Fair Pay to Play Act is Here to Stay

Aidan McHenry, Editor in Chief

The state of California has passed the Fair Pay to Play Act. This bill enables college athletes, playing in-state, to profit off of their personal image, whether it be as large as an endorsement or as small as charging for autographs.

This is a huge loss for the corrupt NCAA, who have neglected the rights of college athletes since its inception.

Opponents of this legislation have called it unconstitutional, supporting a letter that the NCAA sent to the California governor, Gavin Newsom, concerning the unanimous passage of the bill.

The refutations of this statement are more justified than the very refutations to the bill itself.

There is literally nothing in the Constitution regarding college athletics and what defines amateurism in the United States.

The NCAA is simply afraid their plantation-style, billion-dollar conquest will finally be defeated after 100 plus years of dominance over collegiate athletics.

Unfortunately, this new law will not be their demise. They are still getting free labor and are not paying the athletes directly through the language of this bill and similar upcoming bills from states like South Carolina and New York.

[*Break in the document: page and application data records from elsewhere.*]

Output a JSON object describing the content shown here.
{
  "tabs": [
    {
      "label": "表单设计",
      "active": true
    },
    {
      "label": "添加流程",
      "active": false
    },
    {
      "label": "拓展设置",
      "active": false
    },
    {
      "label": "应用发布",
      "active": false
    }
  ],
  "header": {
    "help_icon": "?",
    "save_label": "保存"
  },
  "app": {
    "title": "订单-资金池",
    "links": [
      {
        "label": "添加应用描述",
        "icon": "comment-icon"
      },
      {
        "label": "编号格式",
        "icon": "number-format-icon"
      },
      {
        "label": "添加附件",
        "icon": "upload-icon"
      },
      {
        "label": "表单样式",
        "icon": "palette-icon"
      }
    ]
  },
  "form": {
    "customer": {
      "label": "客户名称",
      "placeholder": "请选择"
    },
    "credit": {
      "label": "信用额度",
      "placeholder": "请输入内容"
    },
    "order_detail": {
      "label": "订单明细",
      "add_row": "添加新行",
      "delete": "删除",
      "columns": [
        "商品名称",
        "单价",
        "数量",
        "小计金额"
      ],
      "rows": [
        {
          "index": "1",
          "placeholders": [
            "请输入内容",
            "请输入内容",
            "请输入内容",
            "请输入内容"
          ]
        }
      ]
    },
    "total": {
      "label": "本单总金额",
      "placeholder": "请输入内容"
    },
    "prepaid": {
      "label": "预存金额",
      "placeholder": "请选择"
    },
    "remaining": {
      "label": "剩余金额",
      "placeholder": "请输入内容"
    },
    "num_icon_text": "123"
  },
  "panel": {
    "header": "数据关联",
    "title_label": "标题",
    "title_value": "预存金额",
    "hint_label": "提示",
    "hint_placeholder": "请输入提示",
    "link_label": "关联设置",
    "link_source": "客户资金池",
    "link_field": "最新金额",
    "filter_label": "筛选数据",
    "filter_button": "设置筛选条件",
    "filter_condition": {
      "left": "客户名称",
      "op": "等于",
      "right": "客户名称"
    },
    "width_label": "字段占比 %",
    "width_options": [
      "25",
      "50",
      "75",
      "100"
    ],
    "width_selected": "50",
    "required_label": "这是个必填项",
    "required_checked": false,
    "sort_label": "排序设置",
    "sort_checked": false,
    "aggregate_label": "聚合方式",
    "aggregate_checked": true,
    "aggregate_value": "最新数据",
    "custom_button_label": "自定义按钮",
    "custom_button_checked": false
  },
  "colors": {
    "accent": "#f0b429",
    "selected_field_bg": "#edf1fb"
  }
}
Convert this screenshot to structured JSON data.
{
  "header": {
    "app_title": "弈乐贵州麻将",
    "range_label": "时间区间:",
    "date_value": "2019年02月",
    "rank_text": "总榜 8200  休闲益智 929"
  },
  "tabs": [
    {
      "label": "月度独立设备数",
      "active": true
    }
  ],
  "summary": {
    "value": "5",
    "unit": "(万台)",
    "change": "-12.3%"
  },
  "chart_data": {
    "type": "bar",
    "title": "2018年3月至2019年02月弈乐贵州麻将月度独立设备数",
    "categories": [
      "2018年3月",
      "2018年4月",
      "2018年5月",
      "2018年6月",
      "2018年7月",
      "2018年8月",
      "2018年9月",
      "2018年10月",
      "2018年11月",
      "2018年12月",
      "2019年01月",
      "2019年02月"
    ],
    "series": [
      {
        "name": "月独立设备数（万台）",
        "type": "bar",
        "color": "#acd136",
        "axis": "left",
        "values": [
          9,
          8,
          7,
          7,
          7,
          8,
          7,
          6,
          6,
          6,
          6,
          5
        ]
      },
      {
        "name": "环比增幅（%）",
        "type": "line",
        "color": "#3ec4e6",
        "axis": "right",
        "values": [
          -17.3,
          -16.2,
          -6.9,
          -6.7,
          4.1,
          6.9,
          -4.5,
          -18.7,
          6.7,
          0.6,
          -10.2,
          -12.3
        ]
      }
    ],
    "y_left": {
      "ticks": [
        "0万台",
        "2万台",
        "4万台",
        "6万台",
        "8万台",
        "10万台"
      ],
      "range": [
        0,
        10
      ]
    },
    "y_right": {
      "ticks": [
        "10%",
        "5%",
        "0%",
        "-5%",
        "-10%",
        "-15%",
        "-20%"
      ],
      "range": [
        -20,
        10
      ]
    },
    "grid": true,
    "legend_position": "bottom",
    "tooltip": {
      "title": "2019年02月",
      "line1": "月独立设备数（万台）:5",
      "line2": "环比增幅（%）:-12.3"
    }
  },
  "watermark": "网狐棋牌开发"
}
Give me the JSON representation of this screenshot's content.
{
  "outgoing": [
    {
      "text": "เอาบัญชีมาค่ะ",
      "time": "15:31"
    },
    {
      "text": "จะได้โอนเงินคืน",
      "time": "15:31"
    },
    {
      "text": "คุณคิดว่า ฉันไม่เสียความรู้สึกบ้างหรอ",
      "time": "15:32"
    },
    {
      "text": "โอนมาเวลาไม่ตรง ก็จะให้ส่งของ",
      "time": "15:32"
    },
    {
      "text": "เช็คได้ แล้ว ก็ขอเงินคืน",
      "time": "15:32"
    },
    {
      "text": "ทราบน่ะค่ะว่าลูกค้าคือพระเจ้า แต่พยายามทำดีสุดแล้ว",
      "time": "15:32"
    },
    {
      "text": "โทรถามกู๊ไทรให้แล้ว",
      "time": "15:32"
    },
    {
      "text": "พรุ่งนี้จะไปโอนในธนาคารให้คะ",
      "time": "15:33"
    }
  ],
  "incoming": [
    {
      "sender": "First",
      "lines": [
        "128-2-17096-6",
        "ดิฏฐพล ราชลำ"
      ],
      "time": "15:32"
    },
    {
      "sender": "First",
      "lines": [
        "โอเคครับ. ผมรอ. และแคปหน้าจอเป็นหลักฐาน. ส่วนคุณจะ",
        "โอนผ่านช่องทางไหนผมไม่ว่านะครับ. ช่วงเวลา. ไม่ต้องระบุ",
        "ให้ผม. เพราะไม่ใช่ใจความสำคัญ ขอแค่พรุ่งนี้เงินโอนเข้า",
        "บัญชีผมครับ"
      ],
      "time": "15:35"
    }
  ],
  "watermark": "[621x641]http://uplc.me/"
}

These players are only getting the power to accept endorsements based on their likeness.

The Fair Pay to Play Act is not even providing that much of an advantage to a large group of athletes. The only athletes this could reasonably be utilized by are the few five-star recruits in top sports like football and basketball every season, as they receive the most publicity and are the most well-known.

The only other viable group of athletes who could utilize the bill are content creators on platforms like YouTube who play a collegiate sport. At the moment, these athletes are not able to receive funds for the content they make while in school.

The Fair Pay to Play Act is a much needed step in the right direction for the wellbeing of collegiate athletes.

Many athletes come from impoverished households, and a small income flow while in school to help back home, because it is nearly impossible to add a work schedule with attending classes and playing their sport the rest of the day.

Giving power to the players was the best way to take a first step against the NCAA.

Just this past season the world saw allegations that Nike and Zion Williamson had negotiations while he was in high school. These companies want these athletes as early as possible, and the more power given on the players’ side, the more advantageous it will be for the players long term while the NCAA has nothing to do with how they make their money.

The whole issue that is brought up by opponents of the Fair Pay to Play Act is the misconception that players are being paid by the NCAA and schools themselves. This is not what is being enacted through this piece of legislation, although it could eventually pave the way for that.

Opponents to the bill often base their argument on a misconception and need to do their homework before jumping to conclusions. College athletes deserve to be paid for what is free labor to this point in time, and deservedly will have the opportunity to do so in California (and hopefully more states) come 2023, when the legislation is scheduled to be enacted.

The Fair Pay to Play Act is here to stay, and rightfully so.